- _RECORD EXCERPTS_
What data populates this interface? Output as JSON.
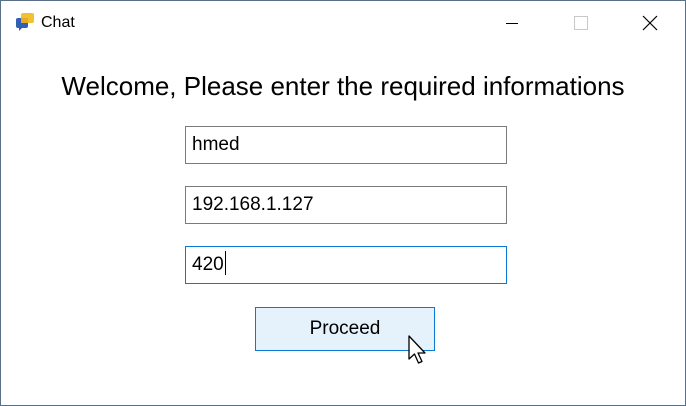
{
  "window": {
    "title": "Chat",
    "icon": "chat-app-icon",
    "controls": {
      "minimize_icon": "minimize-icon",
      "maximize_icon": "maximize-icon",
      "close_icon": "close-icon"
    }
  },
  "form": {
    "heading": "Welcome, Please enter the required informations",
    "fields": [
      {
        "name": "username",
        "value": "hmed"
      },
      {
        "name": "ip-address",
        "value": "192.168.1.127"
      },
      {
        "name": "port",
        "value": "420",
        "focused": true
      }
    ],
    "submit_label": "Proceed"
  },
  "colors": {
    "border": "#5a6f8a",
    "focus_accent": "#0a78d7",
    "button_background": "#e5f1fb",
    "field_border": "#7a7a7a"
  }
}
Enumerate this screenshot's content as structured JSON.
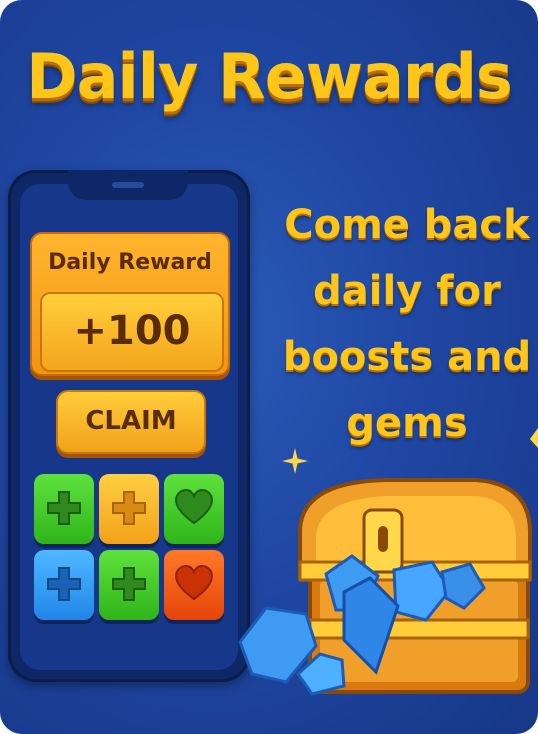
{
  "header": {
    "title": "Daily Rewards"
  },
  "promo": {
    "lines": [
      "Come back",
      "daily for",
      "boosts and",
      "gems"
    ]
  },
  "phone": {
    "reward_label": "Daily Reward",
    "reward_value": "+100",
    "claim_label": "CLAIM",
    "tiles": [
      {
        "type": "plus",
        "color": "green"
      },
      {
        "type": "plus",
        "color": "orange"
      },
      {
        "type": "heart",
        "color": "green"
      },
      {
        "type": "plus",
        "color": "blue"
      },
      {
        "type": "plus",
        "color": "green"
      },
      {
        "type": "heart",
        "color": "red"
      }
    ]
  },
  "colors": {
    "background": "#1f47a3",
    "accent_yellow": "#ffc61a",
    "button_orange": "#f2a21a"
  },
  "icons": [
    "plus-icon",
    "heart-icon",
    "sparkle-icon",
    "treasure-chest-icon",
    "gem-icon"
  ]
}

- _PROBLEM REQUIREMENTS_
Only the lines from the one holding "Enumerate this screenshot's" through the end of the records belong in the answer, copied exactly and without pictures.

- _SOLUTION FOR THIS PROBLEM_
Enumerate this screenshot's content as structured JSON.
{
  "header": {
    "title": "Daily Rewards"
  },
  "promo": {
    "lines": [
      "Come back",
      "daily for",
      "boosts and",
      "gems"
    ]
  },
  "phone": {
    "reward_label": "Daily Reward",
    "reward_value": "+100",
    "claim_label": "CLAIM",
    "tiles": [
      {
        "type": "plus",
        "color": "green"
      },
      {
        "type": "plus",
        "color": "orange"
      },
      {
        "type": "heart",
        "color": "green"
      },
      {
        "type": "plus",
        "color": "blue"
      },
      {
        "type": "plus",
        "color": "green"
      },
      {
        "type": "heart",
        "color": "red"
      }
    ]
  },
  "colors": {
    "background": "#1f47a3",
    "accent_yellow": "#ffc61a",
    "button_orange": "#f2a21a"
  },
  "icons": [
    "plus-icon",
    "heart-icon",
    "sparkle-icon",
    "treasure-chest-icon",
    "gem-icon"
  ]
}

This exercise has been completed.